It’s a new tool to help you plan your commute while the bridge is being repaired.
The City of Courtenay is installing ones at both ends of the bridge to show current traffic conditions.
Courtenay Mayor Bob Wells says they’ll help drivers anticipate traffic impacts and plan accordingly.
“We know there have been big changes to traffic patterns on both sides of the 5th Street Bridge and we’re really grateful at how well commuters have adapted to these changes so far,” said Wells.
“As a result, wait times at the 5th Street Bridge have been less than anticipated as many commuters detour via the Condensory Bridge, 17th Street, or other routes. These live webcams will show traffic heading to the bridge on both Anderton Avenue and 5th Street in real time.”
The Anderton Avenue webcam is now live, and shows vehicle traffic and possible wait times on the west side of the bridge (downtown side).
Barring any unexpected technical issues, a second camera is expected to be installed the week of May 25th, showing vehicle traffic and possible wait times at 5th Street (Lewis Park side).
You can link to the webcams here.
Meanwhile, Wells is asking you to shop local during the 5th Street Bridge Project.
“Please support our downtown businesses, and keep local dollars in our community,” said Wells.
“Downtown Courtenay is the commercial and cultural heart of our city, and these small business owners are often the first to donate to community causes and events. Shopping local will maintain this vibrant and unique place we know and love. We hope these webcams will provide one more tool for commuters to use when planning their trip downtown.”
The new traffic patterns on both sides of the bridge are temporary, and are intended to maximize traffic flow and provide space for priority vehicles and all other traffic waiting to cross the bridge. Once work on the bridge is completed in October, the previous traffic patterns and lane markings will be restored.
The city says the project will preserve and extend the life of the 60-year-old bridge well into the future.

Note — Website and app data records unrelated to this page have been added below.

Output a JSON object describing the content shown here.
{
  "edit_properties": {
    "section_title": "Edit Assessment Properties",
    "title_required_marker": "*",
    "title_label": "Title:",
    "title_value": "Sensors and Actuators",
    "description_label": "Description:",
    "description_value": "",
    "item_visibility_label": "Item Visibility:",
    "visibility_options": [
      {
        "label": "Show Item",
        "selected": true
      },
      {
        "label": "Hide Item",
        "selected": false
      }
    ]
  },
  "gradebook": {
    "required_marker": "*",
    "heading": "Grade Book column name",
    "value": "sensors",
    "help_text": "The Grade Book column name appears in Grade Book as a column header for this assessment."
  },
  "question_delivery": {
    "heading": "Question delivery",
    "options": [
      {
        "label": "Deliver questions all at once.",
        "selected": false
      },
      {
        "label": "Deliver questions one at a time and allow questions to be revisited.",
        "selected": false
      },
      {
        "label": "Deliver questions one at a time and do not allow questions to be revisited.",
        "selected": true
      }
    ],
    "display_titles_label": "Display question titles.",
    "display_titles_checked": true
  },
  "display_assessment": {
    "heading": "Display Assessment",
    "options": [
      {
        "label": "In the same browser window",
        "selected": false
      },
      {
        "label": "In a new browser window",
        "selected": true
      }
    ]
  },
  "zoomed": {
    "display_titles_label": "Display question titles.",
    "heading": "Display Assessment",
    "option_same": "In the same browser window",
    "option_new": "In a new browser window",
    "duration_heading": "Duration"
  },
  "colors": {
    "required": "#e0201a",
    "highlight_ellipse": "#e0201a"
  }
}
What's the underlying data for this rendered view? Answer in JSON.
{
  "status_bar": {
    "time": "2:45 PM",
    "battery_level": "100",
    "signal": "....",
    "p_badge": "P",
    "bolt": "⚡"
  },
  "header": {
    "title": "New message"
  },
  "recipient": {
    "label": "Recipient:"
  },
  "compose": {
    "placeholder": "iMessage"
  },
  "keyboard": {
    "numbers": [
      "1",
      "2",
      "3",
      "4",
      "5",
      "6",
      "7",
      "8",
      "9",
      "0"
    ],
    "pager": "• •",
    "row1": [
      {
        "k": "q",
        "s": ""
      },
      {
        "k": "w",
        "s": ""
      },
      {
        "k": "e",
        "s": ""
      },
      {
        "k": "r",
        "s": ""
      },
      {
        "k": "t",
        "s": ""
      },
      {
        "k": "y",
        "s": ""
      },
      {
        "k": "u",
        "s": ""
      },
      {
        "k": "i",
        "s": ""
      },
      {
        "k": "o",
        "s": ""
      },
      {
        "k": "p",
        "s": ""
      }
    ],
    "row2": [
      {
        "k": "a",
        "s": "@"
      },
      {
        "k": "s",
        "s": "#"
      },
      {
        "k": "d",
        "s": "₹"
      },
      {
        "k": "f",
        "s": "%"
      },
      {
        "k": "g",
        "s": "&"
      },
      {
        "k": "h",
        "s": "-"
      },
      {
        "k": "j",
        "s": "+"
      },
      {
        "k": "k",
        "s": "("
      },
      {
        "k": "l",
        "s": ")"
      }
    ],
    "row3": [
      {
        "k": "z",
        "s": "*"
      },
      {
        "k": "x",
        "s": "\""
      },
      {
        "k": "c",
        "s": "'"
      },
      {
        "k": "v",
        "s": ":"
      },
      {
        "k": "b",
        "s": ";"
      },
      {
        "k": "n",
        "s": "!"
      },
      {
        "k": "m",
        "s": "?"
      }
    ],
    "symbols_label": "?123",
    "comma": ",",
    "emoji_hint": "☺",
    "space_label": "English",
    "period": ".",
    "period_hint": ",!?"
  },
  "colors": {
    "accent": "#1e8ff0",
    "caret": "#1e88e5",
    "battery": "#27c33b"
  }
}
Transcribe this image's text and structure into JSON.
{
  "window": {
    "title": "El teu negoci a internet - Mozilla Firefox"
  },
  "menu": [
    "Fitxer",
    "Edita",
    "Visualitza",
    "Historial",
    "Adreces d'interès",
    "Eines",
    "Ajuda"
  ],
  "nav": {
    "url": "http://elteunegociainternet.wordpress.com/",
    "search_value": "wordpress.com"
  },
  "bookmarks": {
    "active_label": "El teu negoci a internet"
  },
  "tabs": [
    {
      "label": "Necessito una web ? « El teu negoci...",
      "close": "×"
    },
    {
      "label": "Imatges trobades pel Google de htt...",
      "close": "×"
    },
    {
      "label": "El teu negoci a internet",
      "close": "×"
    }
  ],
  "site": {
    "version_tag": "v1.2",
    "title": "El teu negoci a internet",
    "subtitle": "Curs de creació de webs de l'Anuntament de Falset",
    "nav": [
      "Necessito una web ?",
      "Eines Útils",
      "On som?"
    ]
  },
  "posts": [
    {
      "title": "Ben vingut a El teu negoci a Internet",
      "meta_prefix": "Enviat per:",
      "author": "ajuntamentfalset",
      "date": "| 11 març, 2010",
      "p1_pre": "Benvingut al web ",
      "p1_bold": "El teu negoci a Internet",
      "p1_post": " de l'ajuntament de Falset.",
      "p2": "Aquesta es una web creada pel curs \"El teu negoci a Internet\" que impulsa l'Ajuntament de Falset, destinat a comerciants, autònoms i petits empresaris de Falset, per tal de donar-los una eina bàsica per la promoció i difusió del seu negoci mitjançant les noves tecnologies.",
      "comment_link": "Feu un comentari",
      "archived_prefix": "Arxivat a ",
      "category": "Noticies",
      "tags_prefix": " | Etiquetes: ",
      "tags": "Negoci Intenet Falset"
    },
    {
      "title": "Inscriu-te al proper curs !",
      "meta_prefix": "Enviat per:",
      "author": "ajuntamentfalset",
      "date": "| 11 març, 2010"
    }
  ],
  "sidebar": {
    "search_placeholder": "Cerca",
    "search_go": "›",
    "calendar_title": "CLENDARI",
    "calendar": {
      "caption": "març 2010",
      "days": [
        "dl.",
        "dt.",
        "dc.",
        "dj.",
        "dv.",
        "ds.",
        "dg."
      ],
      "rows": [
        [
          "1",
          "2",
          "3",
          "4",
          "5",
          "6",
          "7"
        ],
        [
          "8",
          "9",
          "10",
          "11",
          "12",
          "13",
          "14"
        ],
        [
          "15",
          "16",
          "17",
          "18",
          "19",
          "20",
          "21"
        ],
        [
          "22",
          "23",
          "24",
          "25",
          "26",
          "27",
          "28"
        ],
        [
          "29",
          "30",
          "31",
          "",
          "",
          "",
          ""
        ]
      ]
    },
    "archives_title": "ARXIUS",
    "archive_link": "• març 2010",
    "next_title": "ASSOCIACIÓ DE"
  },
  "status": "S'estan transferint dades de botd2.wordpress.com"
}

Construction started in mid-April and is expected to take six months to complete.
For details on the project, click here.